That bill allows parents more power over their child’s education, potentially guiding that education to more closely align with their beliefs.

“This doesn’t seem to be about children at all, it seems to be about arousing passions along political lines possibly in adults, but very little to do with actually educating students,” says Bridget Donovan, a former educator and the former president of the Omaha Education Association.

Donovan says many topics addressed in the bill - like allowing parents to speak at school board meetings or review their child’s curriculum and personal file - are already things that exist.

“My first reaction is what is the problem that this bill is supposed to be a solution for?” she says. “It kind of looked like a solution in search of a problem to me.”

More than anything, Donovan is concerned.

One section of the bill reads:

“[Parents] have an opportunity to object to any learning material or activity on the basis that such material or activity harms the child or impairs the parents’ firmly held beliefs, values, or principles and withdraw [said] child from the class or program in which the material is used.”

“What if you feel that the role the U.S. played in the Japanese Internment Camps makes us look poorly and you don’t want your child to learn about that, so then we stop teaching history to children? Because someone disagrees with it?” she asks. “Or science. Is biology gone now because somebody doesn’t believe in science or they don’t like science?”

Donovan says education relies on a certain amount of standardization.

“Education should be exposing students to a wide variety of topics, and parents, by all means, have every right and should be teaching what their values about those topics are, but education should not be teaching values, education should be giving them the exposure to these things.”

When it comes to opting out of classes, Donovan worries this could affect federal funding that Nebraska public schools receive, or eventually lead to the loss of local control of our public schools.

She also worries the bill would require more of already-overworked educators and could deter students from entering the teaching field.

“There seems to be an attempt to erode the trust that people feel in their public schools,” Donovan believes.
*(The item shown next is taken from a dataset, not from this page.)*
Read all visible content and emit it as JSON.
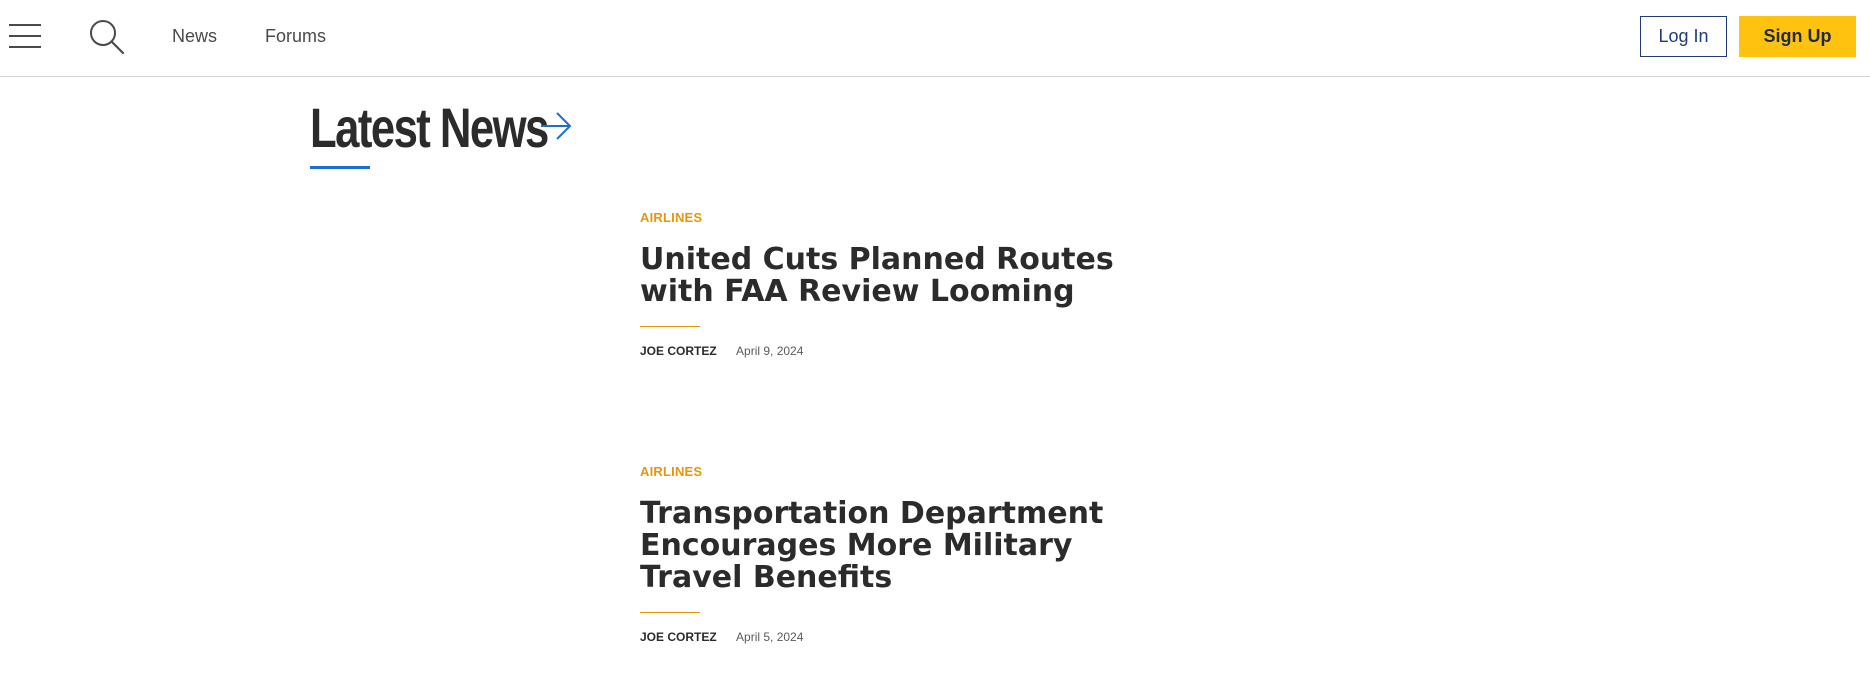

The bill also touches on vaccinations, parental review of library books, more in-depth access and information on students’ curriculum, and more.